The two franchises in Spain have been successful since the founding of La Liga, but developed into powerhouses in recent years. They have combined to win 54—Madrid with 32 and Barcelona at 22—of a total of 83 La Liga Championships. Even more remarkably, they have won 25 of the last 30 Spanish league championships.

The rivalry began in the 1930s as a battle between the two largest cities in Spain. But with the wave of fascism, El Clasico escalated into a game of politics. After Franco’s coup, he ordered his troops to arrest Josep Sunyol, the president of FC Barcelona and a leader in the Republican Left of Catalonia.

Even after the death of Franco in 1975—and the institution of a democracy—regional pride has dictated much of the differences between the clubs. To this day, they apply contrarian styles in the front office, in coaching meetings and on the pitch.

Real Madrid employs a Galacticos methodology, which refers to their desire to acquire the best individual talent every year. Madrid fans laud the team’s desire "to win at all costs" and pay for the world’s top soccer players.

Meanwhile, the Barcelona faithful deride the strategy as a reflection of Madrid’s prima donna ethos. Even with world class talent, Madrid falls short on teamwork and camaraderie. The players, Barca fans claim, care more about individual statistics than team goals.

Last month, Madrid paid a record 100 million euros for star striker Gareth Bale. While the Wales-native threw on a smile and spoke eloquently in Spanish, Bale primarily discussed his individual goals.

On the other hand, Barcelona prides itself in finding the world´s top youths and training them at their private facilities called La Masia. In Catalan, masia refers to the familial house and symbolizes the cultural tradition for children to live with their parents into adult life. The name encompasses the ¨whole is greater than the sums of its parts¨ ideology.

Among the projected 11 starters for FC Barcelona this season, eight graduated from La Masia.

Their prized-signing of the offseason Neymar, who reported took less money to play for Barcelona instead of Madrid. In his first interview, the

Brazilian phenom repeatedly stated how excited he was to play with Lionel Messi and help the team.

Even the best player on each team—and indubitably the two best players in the world—embody the image of their respective team, and enhance the dichotomy between the clubs.

The Portuguese native Cristiano Ronaldo from Madrid is the archetypal prodigious diva. He is tall, powerful goal-scoring machine, who speaks freely about his soccer prowess.

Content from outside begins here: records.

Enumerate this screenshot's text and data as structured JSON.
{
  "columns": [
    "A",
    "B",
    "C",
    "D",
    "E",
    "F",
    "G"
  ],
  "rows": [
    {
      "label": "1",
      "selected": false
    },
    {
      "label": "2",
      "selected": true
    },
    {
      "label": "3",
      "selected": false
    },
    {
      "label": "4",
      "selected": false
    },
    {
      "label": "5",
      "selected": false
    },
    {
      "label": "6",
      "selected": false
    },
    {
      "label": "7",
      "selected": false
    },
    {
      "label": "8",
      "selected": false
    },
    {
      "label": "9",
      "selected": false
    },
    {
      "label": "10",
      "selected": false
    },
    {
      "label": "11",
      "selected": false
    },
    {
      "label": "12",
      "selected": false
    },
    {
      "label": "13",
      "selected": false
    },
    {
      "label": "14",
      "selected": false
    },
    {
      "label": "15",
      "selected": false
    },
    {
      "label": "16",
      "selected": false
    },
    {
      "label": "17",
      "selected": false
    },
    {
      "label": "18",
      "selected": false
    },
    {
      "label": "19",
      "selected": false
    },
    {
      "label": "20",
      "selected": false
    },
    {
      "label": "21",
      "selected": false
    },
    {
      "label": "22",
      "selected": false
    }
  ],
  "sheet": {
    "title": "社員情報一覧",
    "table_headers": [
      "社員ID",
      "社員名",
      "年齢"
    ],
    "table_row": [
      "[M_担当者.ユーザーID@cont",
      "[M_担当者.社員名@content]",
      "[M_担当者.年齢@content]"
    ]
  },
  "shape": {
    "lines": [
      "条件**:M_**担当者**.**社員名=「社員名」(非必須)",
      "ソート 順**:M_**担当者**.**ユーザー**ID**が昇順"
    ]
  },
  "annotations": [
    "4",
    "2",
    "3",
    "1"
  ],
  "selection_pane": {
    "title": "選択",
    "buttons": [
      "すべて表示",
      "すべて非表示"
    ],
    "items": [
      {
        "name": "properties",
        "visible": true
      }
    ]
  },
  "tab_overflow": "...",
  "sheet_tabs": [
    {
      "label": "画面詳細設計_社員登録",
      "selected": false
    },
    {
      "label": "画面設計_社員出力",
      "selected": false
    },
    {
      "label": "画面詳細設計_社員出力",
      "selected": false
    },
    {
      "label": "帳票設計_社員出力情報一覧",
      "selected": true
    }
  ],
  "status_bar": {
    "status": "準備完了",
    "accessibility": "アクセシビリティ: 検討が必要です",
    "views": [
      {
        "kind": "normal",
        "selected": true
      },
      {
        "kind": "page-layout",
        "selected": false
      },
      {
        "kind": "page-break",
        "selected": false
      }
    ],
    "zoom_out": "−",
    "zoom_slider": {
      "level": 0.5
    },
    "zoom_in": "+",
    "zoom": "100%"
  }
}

He reaches the back pages of the newspaper almost as often as the front.

Meanwhile, Lionel Messi from Argentina is a soft-spoken, diminutive southpaw who won FIFA’s Player of the Year Award four straight years and who broke the European record with 73 goals. He shies away from the media and embodies the mesia team-first mentality.

One thing the rivaling clubs do agree on, however, is their public claims to be a soccer club for entertainment purposes only. They claim to have no political agendas. Meanwhile, FC Barcelona’s long-running slogan mes que un club, "more than a club" says otherwise. Barca’s new alternate jerseys resemble the Catalan separatist flag. This season, the city’s poster boys are a walking, talking advertisement for the entire world to see.




Only separated by a 2 ½ hour express train, the forever linked cities appear worlds apart. A majority of Catalonian students boast they never have stepped foot in "those lands." Not all of them advocate separation, but they unanimously agree that Madrid is the enemy and their grievances of Spain’s capital could fill Camp Nou to the brim.

Engaged in the most tempestuous times of the Yankees battling against the Red Sox, I thought I knew rivalries. But I don’t.

Hundreds of years of pride and disgust. Contrasting lifestyles and personalities. Even the possibility of independence.

The streets of Barcelona will be empty. Every person glued to the television. Heart pounding, body sweating, because this is more than a game.

I thought I knew sports rivalries. But I don’t.

Not until kickoff will I fully understand the significance of El Clasico.


FC Barcelona beat Real Madrid 2-1. The streets were flooded in joy.